Increased recycling of organic wastes has raised concern about the quality of compost end products. In addition to the limit values for heavy metals and impurities including weeds and pathogens, the quality criteria for compost products should also include criteria for maturity. There is a tremendous number of maturity assays, developed earlier by several authors, and recommended to be used to evaluate maturity of composts. Because no such single test alone reliably demonstrates the complex properties occurring during maturization of compost, we developed a fast and easy-to-use two-phase test scheme for the assessment of maturity. In the first phase the degradation phase e.g. stability of compost samples is evaluated by using a carbon dioxide evolution test and/or determination of the NO3-N/NH4-N ratio by simple test strips. In the second phase, the toxicity of the compost is evaluated by a plant growth test, germination tests and/or the Flash bioluminescence test. Eleven plants composting sewage sludge, source-separated biowaste, manure or a combination of these raw materials were sampled after 1-3 weeks of composting and when the compost was considered “ready for use”. Chemical and physical analyses were considered useful as additional information when evaluating maturity especially when the results were not conclusively clear. This fast and easy-to-use test scheme was designed especially for the composting plant operators and official laboratories responsible for evaluating compost quality.

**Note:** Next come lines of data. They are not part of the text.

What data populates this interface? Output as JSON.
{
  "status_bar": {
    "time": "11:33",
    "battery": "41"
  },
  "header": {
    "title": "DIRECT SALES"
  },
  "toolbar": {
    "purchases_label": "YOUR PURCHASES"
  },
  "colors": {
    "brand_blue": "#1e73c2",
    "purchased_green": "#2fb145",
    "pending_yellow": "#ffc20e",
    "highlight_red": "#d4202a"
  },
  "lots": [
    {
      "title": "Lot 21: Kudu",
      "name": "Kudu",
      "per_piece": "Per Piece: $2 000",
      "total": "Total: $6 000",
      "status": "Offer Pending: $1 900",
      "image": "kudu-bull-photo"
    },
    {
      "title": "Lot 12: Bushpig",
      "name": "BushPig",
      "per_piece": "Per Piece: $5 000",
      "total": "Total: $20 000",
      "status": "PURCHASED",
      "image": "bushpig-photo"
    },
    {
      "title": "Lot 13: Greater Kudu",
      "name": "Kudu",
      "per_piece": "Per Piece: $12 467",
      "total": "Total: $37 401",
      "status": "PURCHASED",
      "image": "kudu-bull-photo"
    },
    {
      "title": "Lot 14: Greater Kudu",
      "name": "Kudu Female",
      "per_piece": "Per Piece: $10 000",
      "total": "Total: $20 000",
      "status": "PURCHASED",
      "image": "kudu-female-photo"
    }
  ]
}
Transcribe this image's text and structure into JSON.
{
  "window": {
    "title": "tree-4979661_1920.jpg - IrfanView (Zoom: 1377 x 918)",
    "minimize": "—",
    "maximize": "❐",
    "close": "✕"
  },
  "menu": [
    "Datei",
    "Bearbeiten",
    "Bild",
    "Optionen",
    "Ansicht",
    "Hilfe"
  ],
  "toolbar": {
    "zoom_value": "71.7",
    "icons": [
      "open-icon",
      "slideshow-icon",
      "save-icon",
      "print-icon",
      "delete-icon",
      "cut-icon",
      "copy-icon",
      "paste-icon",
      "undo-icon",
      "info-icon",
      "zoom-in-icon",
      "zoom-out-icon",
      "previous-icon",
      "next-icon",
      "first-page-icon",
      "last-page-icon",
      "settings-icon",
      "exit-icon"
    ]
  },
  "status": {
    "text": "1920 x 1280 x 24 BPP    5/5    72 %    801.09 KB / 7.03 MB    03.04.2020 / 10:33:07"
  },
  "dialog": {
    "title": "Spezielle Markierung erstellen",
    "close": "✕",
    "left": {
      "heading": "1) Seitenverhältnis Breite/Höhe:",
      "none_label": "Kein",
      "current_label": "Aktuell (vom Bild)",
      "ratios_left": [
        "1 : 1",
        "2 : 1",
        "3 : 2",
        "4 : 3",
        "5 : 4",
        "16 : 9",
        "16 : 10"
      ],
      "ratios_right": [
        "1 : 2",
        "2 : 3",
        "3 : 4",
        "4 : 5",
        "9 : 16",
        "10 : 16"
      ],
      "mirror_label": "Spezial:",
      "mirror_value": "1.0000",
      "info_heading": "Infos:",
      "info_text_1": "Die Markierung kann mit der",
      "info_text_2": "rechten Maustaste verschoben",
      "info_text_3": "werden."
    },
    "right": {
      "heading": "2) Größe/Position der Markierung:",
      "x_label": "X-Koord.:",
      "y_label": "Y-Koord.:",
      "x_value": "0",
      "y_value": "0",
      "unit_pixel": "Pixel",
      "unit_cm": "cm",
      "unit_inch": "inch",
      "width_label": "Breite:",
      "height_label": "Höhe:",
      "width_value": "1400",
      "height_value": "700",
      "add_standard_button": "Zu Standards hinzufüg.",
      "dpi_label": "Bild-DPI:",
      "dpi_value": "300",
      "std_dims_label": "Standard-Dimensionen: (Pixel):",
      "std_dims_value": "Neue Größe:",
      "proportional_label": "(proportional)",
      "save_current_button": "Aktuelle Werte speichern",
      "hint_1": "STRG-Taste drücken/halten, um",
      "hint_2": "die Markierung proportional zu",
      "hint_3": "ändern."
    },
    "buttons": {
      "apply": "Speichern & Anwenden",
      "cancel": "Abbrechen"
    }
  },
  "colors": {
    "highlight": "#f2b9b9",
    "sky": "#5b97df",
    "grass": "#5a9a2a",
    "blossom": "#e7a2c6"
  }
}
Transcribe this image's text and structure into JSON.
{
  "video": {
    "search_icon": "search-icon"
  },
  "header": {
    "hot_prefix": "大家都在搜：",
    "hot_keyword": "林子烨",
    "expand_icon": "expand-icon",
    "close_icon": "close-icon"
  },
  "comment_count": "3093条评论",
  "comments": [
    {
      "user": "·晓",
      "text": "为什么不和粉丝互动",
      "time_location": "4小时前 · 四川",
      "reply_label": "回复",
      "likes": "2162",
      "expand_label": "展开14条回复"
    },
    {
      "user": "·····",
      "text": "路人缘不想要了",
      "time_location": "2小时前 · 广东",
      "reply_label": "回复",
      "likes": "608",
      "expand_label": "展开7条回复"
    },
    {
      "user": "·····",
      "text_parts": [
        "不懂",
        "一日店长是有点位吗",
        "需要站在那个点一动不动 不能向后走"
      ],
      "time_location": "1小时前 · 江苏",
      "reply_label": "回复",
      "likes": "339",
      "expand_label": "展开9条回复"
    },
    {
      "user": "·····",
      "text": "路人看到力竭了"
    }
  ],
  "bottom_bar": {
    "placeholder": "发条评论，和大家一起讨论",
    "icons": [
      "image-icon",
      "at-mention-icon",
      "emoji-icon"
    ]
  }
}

Itävaara, M., Vikman, M., Maunuksela, L., & Vuorinen, A. (2010). Maturity test for composts: Verification of a test scheme for assessing maturity. Compost Science and Utilization, 18(3), 174-183. https://doi.org/10.1080/1065657X.2010.10736953